▶ [Work required]
With no edits of any kind, print each record that follows.

▶ [Interface dataset entries]
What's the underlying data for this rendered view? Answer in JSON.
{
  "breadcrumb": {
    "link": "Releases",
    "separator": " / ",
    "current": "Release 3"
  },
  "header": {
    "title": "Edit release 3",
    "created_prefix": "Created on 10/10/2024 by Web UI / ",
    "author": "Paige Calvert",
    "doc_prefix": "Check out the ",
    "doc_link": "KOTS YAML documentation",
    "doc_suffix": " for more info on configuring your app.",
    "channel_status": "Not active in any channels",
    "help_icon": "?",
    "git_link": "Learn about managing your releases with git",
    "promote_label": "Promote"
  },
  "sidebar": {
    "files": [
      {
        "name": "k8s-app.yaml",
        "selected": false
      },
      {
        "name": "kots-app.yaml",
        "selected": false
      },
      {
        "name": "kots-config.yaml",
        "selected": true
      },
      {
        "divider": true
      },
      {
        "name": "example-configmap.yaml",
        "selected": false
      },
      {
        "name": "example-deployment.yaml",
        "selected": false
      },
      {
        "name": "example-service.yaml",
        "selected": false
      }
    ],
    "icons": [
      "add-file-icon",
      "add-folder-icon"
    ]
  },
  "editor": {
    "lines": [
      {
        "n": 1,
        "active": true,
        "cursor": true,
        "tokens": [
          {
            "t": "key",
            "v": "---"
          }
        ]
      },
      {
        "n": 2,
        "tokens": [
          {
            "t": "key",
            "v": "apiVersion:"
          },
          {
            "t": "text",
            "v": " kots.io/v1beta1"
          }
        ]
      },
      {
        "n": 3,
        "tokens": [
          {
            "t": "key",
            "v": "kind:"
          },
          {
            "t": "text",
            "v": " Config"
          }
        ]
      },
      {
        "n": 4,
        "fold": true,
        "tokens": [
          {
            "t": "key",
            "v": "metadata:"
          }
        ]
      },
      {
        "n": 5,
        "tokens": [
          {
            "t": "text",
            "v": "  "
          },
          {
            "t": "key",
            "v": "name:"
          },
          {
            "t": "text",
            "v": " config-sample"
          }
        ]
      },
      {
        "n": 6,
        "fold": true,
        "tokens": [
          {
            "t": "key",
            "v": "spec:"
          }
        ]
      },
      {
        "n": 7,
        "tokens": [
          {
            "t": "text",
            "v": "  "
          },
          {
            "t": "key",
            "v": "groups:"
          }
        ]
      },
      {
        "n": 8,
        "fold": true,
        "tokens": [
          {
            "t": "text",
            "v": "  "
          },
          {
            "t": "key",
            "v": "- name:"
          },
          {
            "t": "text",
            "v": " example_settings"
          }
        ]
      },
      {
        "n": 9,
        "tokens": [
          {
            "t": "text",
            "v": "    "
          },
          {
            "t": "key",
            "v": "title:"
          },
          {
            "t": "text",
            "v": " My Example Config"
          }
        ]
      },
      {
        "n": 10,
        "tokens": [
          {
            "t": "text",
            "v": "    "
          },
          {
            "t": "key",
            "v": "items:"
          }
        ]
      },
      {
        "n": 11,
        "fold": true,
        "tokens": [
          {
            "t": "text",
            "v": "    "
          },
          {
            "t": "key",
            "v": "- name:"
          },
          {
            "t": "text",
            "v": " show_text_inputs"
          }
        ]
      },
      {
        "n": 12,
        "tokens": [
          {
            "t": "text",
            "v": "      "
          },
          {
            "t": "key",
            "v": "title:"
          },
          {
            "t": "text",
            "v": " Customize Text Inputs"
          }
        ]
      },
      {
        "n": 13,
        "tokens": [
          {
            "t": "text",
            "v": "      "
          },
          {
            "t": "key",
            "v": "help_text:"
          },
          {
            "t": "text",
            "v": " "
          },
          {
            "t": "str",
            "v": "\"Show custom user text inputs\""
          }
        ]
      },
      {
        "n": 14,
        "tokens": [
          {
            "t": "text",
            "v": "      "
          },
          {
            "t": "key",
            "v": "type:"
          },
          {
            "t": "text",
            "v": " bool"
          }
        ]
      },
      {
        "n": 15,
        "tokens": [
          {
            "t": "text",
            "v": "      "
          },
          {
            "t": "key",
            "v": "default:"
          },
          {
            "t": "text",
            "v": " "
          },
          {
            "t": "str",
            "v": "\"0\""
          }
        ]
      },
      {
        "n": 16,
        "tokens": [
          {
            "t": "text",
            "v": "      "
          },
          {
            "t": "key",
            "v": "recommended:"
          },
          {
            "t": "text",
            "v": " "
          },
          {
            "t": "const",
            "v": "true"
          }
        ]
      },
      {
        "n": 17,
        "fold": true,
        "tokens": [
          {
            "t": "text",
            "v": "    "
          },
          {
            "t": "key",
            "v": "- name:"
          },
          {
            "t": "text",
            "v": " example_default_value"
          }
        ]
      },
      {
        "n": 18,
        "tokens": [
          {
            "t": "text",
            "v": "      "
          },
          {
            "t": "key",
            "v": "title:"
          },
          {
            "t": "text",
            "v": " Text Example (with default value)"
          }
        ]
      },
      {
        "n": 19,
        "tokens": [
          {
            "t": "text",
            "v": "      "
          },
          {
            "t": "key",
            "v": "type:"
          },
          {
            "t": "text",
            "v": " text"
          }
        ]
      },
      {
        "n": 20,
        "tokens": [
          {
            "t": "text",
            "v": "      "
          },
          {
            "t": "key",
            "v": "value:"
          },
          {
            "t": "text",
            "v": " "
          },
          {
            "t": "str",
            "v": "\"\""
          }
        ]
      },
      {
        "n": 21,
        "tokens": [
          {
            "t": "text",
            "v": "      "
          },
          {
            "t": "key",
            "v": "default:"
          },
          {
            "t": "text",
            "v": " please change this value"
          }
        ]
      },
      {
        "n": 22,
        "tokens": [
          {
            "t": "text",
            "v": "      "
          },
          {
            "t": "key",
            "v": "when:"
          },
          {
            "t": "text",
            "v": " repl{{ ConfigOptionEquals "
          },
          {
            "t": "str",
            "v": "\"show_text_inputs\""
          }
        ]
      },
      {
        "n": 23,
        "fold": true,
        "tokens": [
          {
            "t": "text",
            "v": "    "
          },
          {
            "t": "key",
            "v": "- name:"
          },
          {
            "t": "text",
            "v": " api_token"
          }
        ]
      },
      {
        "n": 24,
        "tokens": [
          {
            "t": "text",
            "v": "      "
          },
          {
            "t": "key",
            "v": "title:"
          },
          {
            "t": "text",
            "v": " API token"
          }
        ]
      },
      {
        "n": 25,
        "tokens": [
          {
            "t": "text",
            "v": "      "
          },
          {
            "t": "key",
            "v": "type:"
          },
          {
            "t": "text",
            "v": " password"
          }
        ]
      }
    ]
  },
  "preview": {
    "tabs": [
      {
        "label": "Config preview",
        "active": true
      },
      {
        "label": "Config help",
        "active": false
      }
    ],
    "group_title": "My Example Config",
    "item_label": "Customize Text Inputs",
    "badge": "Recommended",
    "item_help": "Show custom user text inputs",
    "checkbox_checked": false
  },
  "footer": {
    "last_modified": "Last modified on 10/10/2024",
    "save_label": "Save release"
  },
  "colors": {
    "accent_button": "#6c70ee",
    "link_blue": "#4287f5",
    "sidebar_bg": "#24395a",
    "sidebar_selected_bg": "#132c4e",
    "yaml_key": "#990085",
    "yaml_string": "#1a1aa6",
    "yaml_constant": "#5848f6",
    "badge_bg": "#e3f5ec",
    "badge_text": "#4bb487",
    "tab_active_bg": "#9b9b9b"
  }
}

▶ [Response to this exercise]
What's the underlying data for this rendered view? Answer in JSON.
{
  "breadcrumb": {
    "link": "Releases",
    "separator": " / ",
    "current": "Release 3"
  },
  "header": {
    "title": "Edit release 3",
    "created_prefix": "Created on 10/10/2024 by Web UI / ",
    "author": "Paige Calvert",
    "doc_prefix": "Check out the ",
    "doc_link": "KOTS YAML documentation",
    "doc_suffix": " for more info on configuring your app.",
    "channel_status": "Not active in any channels",
    "help_icon": "?",
    "git_link": "Learn about managing your releases with git",
    "promote_label": "Promote"
  },
  "sidebar": {
    "files": [
      {
        "name": "k8s-app.yaml",
        "selected": false
      },
      {
        "name": "kots-app.yaml",
        "selected": false
      },
      {
        "name": "kots-config.yaml",
        "selected": true
      },
      {
        "divider": true
      },
      {
        "name": "example-configmap.yaml",
        "selected": false
      },
      {
        "name": "example-deployment.yaml",
        "selected": false
      },
      {
        "name": "example-service.yaml",
        "selected": false
      }
    ],
    "icons": [
      "add-file-icon",
      "add-folder-icon"
    ]
  },
  "editor": {
    "lines": [
      {
        "n": 1,
        "active": true,
        "cursor": true,
        "tokens": [
          {
            "t": "key",
            "v": "---"
          }
        ]
      },
      {
        "n": 2,
        "tokens": [
          {
            "t": "key",
            "v": "apiVersion:"
          },
          {
            "t": "text",
            "v": " kots.io/v1beta1"
          }
        ]
      },
      {
        "n": 3,
        "tokens": [
          {
            "t": "key",
            "v": "kind:"
          },
          {
            "t": "text",
            "v": " Config"
          }
        ]
      },
      {
        "n": 4,
        "fold": true,
        "tokens": [
          {
            "t": "key",
            "v": "metadata:"
          }
        ]
      },
      {
        "n": 5,
        "tokens": [
          {
            "t": "text",
            "v": "  "
          },
          {
            "t": "key",
            "v": "name:"
          },
          {
            "t": "text",
            "v": " config-sample"
          }
        ]
      },
      {
        "n": 6,
        "fold": true,
        "tokens": [
          {
            "t": "key",
            "v": "spec:"
          }
        ]
      },
      {
        "n": 7,
        "tokens": [
          {
            "t": "text",
            "v": "  "
          },
          {
            "t": "key",
            "v": "groups:"
          }
        ]
      },
      {
        "n": 8,
        "fold": true,
        "tokens": [
          {
            "t": "text",
            "v": "  "
          },
          {
            "t": "key",
            "v": "- name:"
          },
          {
            "t": "text",
            "v": " example_settings"
          }
        ]
      },
      {
        "n": 9,
        "tokens": [
          {
            "t": "text",
            "v": "    "
          },
          {
            "t": "key",
            "v": "title:"
          },
          {
            "t": "text",
            "v": " My Example Config"
          }
        ]
      },
      {
        "n": 10,
        "tokens": [
          {
            "t": "text",
            "v": "    "
          },
          {
            "t": "key",
            "v": "items:"
          }
        ]
      },
      {
        "n": 11,
        "fold": true,
        "tokens": [
          {
            "t": "text",
            "v": "    "
          },
          {
            "t": "key",
            "v": "- name:"
          },
          {
            "t": "text",
            "v": " show_text_inputs"
          }
        ]
      },
      {
        "n": 12,
        "tokens": [
          {
            "t": "text",
            "v": "      "
          },
          {
            "t": "key",
            "v": "title:"
          },
          {
            "t": "text",
            "v": " Customize Text Inputs"
          }
        ]
      },
      {
        "n": 13,
        "tokens": [
          {
            "t": "text",
            "v": "      "
          },
          {
            "t": "key",
            "v": "help_text:"
          },
          {
            "t": "text",
            "v": " "
          },
          {
            "t": "str",
            "v": "\"Show custom user text inputs\""
          }
        ]
      },
      {
        "n": 14,
        "tokens": [
          {
            "t": "text",
            "v": "      "
          },
          {
            "t": "key",
            "v": "type:"
          },
          {
            "t": "text",
            "v": " bool"
          }
        ]
      },
      {
        "n": 15,
        "tokens": [
          {
            "t": "text",
            "v": "      "
          },
          {
            "t": "key",
            "v": "default:"
          },
          {
            "t": "text",
            "v": " "
          },
          {
            "t": "str",
            "v": "\"0\""
          }
        ]
      },
      {
        "n": 16,
        "tokens": [
          {
            "t": "text",
            "v": "      "
          },
          {
            "t": "key",
            "v": "recommended:"
          },
          {
            "t": "text",
            "v": " "
          },
          {
            "t": "const",
            "v": "true"
          }
        ]
      },
      {
        "n": 17,
        "fold": true,
        "tokens": [
          {
            "t": "text",
            "v": "    "
          },
          {
            "t": "key",
            "v": "- name:"
          },
          {
            "t": "text",
            "v": " example_default_value"
          }
        ]
      },
      {
        "n": 18,
        "tokens": [
          {
            "t": "text",
            "v": "      "
          },
          {
            "t": "key",
            "v": "title:"
          },
          {
            "t": "text",
            "v": " Text Example (with default value)"
          }
        ]
      },
      {
        "n": 19,
        "tokens": [
          {
            "t": "text",
            "v": "      "
          },
          {
            "t": "key",
            "v": "type:"
          },
          {
            "t": "text",
            "v": " text"
          }
        ]
      },
      {
        "n": 20,
        "tokens": [
          {
            "t": "text",
            "v": "      "
          },
          {
            "t": "key",
            "v": "value:"
          },
          {
            "t": "text",
            "v": " "
          },
          {
            "t": "str",
            "v": "\"\""
          }
        ]
      },
      {
        "n": 21,
        "tokens": [
          {
            "t": "text",
            "v": "      "
          },
          {
            "t": "key",
            "v": "default:"
          },
          {
            "t": "text",
            "v": " please change this value"
          }
        ]
      },
      {
        "n": 22,
        "tokens": [
          {
            "t": "text",
            "v": "      "
          },
          {
            "t": "key",
            "v": "when:"
          },
          {
            "t": "text",
            "v": " repl{{ ConfigOptionEquals "
          },
          {
            "t": "str",
            "v": "\"show_text_inputs\""
          }
        ]
      },
      {
        "n": 23,
        "fold": true,
        "tokens": [
          {
            "t": "text",
            "v": "    "
          },
          {
            "t": "key",
            "v": "- name:"
          },
          {
            "t": "text",
            "v": " api_token"
          }
        ]
      },
      {
        "n": 24,
        "tokens": [
          {
            "t": "text",
            "v": "      "
          },
          {
            "t": "key",
            "v": "title:"
          },
          {
            "t": "text",
            "v": " API token"
          }
        ]
      },
      {
        "n": 25,
        "tokens": [
          {
            "t": "text",
            "v": "      "
          },
          {
            "t": "key",
            "v": "type:"
          },
          {
            "t": "text",
            "v": " password"
          }
        ]
      }
    ]
  },
  "preview": {
    "tabs": [
      {
        "label": "Config preview",
        "active": true
      },
      {
        "label": "Config help",
        "active": false
      }
    ],
    "group_title": "My Example Config",
    "item_label": "Customize Text Inputs",
    "badge": "Recommended",
    "item_help": "Show custom user text inputs",
    "checkbox_checked": false
  },
  "footer": {
    "last_modified": "Last modified on 10/10/2024",
    "save_label": "Save release"
  },
  "colors": {
    "accent_button": "#6c70ee",
    "link_blue": "#4287f5",
    "sidebar_bg": "#24395a",
    "sidebar_selected_bg": "#132c4e",
    "yaml_key": "#990085",
    "yaml_string": "#1a1aa6",
    "yaml_constant": "#5848f6",
    "badge_bg": "#e3f5ec",
    "badge_text": "#4bb487",
    "tab_active_bg": "#9b9b9b"
  }
}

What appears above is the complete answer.